You originally went to Durban to surf. What motivated you to make the documentary and get involved with Umthombo?
If I hadn’t [got involved] I’d have been just another person down there going, ‘Oh these poor kids,’ then turning round and not really giving a shit. I went down there to visit a friend, the surf and party. Coming from New Jersey, having friends in the projects, I thought I knew what abject poverty was. But seeing these kids publicly huffing glue and people walking by not even batting an eyelid, I was completely blown away. It affected me so much I called my father and said, ‘I have to engage with these children through making a film or working with a non-profit.’ My naivety was the best thing I had going for me making this film because I thought it’d take a year. We just let them dictate the film, and ten years later... Focusing on these two kids, a girl and a boy, both sides of the street, it was a way of saying these kids represent kids like them around the world. This doesn’t just happen in South Africa.
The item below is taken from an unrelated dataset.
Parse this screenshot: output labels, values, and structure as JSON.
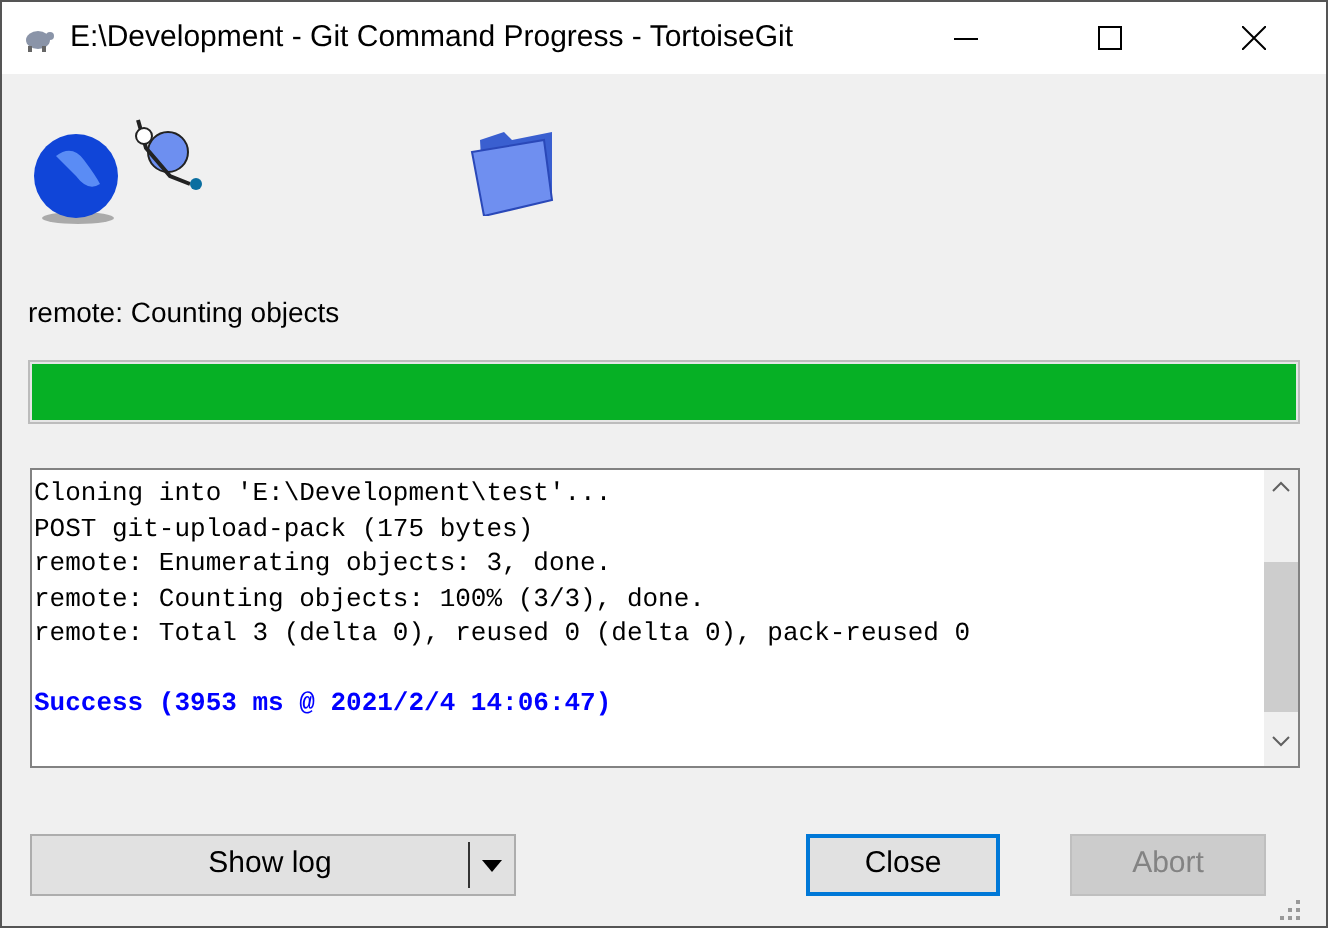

How much footage did you shoot?
We shot around two hundred hours. The film is 74 minutes so obviously we had to cut a lot. Right now we’re taking the excess footage of all these other kids, who all have very compelling stories that didn’t make the final cut, and giving it to universities and film classes to have students edit their own two- to five-minute movies from a summary I’ll give them. Then we’ll have a campus-wide film festival.
What was it about Ariel and Zuleika that persuaded you to focus on them?
Ariel spoke fluent English, so that was a good in-road into meeting other children. He’s also very compelling and he has a charisma that I thought would work well in telling the story of the boys on the street. Zuleika was a whole different story. I came across her after about a year or so there. Typically, the girls are very suspicious of outsider, especially white foreigners because they usually treat them as a sexual target. She broke that mould. As soon as i pulled up she was dancing around and shouting, ‘Hey white boy, what you doing here!?’ I thought, Holy shot, she’s got it. I started talking to her and found out about her story I thought she’s be a great example of what goes on with the girls.
Obviously you’re still in touch with them. How are they doing now?
We stay in very close touch through the non-profit Children Rise Foundation (founded by Raftery). Ariel is not as good as Zuleika right now. He’s off the streets but he does go back when something goes wrong to see his friends. He’ll do some drugs the go back home. He’s in between the streets, but he’s not a street kid, and he has a job. Zuleika and her boyfriend are still together. Their story is incredible. She’s the captain of her own ship, she has a full-time job and they’re doing great.
Have they seen the film?
Yes. We screened it at the Durban International Film Festival four years ago, the idea was t use the venue as a way to get the children in to see the film. It was a total rough cut, not polished at all. But we wanted to get the kids’ approval for us to proceed and finish the film. They signed off on it; they said, ‘This is our life’